The Blu-ray: Vital Disc Stats
Kino Lorber brings Jess Franco's 'Dr. Orloff's Monster' to Blu-ray under the distributor's "Redemption" label. Housed inside a normal blue keepcase, the Region Free, BD50 disc goes straight to a static menu screen with music playing in the background.
Jekyll's mistresses meet their fate on Blu-ray with a strong yet average 1080p/AVC MPEG-4 encode. It's another "as-is" transfer of the best available elements from Kino Redemption, which is standard practice for low-budget Euro-sleaze of this caliber. Nevertheless, the presentation shows with good definition and resolution overall with plenty of sharp detailing in many scenes. Close-ups are occasionally revealing, and background information is plainly visible even in the darkest, poorly-lit moments. The 1.66:1 image is awash with a thin grain structure, providing the frame with an attractive film-like quality, and the video displays excellent contrast and brightness balance. However, the source hasn't aged well, showing a good deal of softness and blurriness throughout. White specks, dirt and vertical scratches make numerous appearances, and there are also a few instances of discoloration, mild gate weave and a fair amount of blooming.
Like the video, the uncompressed PCM mono soundtrack is faithful to the condition of the source with some appreciable moments along with many less satisfying ones.
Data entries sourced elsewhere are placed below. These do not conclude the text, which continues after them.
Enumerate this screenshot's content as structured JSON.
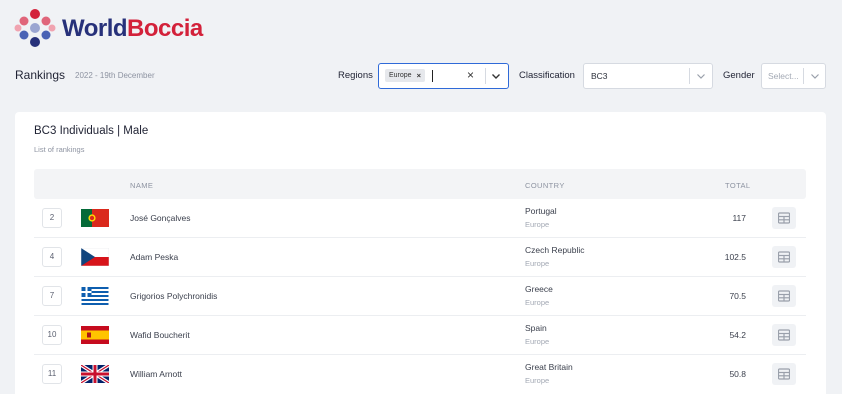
{
  "logo": {
    "word1": "World",
    "word2": "Boccia"
  },
  "header": {
    "title": "Rankings",
    "date": "2022 - 19th December"
  },
  "filters": {
    "regions": {
      "label": "Regions",
      "chip": "Europe",
      "chip_remove": "×",
      "clear": "×"
    },
    "classification": {
      "label": "Classification",
      "value": "BC3"
    },
    "gender": {
      "label": "Gender",
      "placeholder": "Select..."
    }
  },
  "card": {
    "title": "BC3 Individuals | Male",
    "subtitle": "List of rankings",
    "columns": {
      "name": "NAME",
      "country": "COUNTRY",
      "total": "TOTAL"
    },
    "rows": [
      {
        "rank": "2",
        "flag": "portugal-flag",
        "name": "José Gonçalves",
        "country": "Portugal",
        "region": "Europe",
        "total": "117"
      },
      {
        "rank": "4",
        "flag": "czech-flag",
        "name": "Adam Peska",
        "country": "Czech Republic",
        "region": "Europe",
        "total": "102.5"
      },
      {
        "rank": "7",
        "flag": "greece-flag",
        "name": "Grigorios Polychronidis",
        "country": "Greece",
        "region": "Europe",
        "total": "70.5"
      },
      {
        "rank": "10",
        "flag": "spain-flag",
        "name": "Wafid Boucherit",
        "country": "Spain",
        "region": "Europe",
        "total": "54.2"
      },
      {
        "rank": "11",
        "flag": "uk-flag",
        "name": "William Arnott",
        "country": "Great Britain",
        "region": "Europe",
        "total": "50.8"
      }
    ]
  },
  "colors": {
    "accent": "#2f6ad8",
    "brand_blue": "#27317a",
    "brand_red": "#d3213a"
  }
}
The terrible ADR work is forgivable though hilariously distracting at times, but the voices also display a great deal of hissing and noise in the higher pitches, which honestly, is the presentation's worst and most off-putting aspect. There are several times when the high-rez track comes off very bright and piercing, most noticeably when Jekyll summons his monster to kill. All things considered, the lossless mix is not altogether bad, but it's not wholly impressive either. There's decent clarity and detail to be appreciated in some spots, but on the whole, it doesn't offer much range and variation. Coupled with the lack of a low-end, the lossless mix, in general, is flat and listless.
Although Jesús Franco displays some admirable camerawork, creativity and an interesting visual elegance, 'Dr. Orloff's Monster' is ultimately hampered by a shoddy, nonsensical plot, outrageously bad dialogue, some foolish composition choices and a cockamamie subplot about young love. The Blu-ray arrives with a strong but still average audio and video presentation. With a lackluster set of supplements, the overall package is of little interest outside of fans and cult enthusiasts.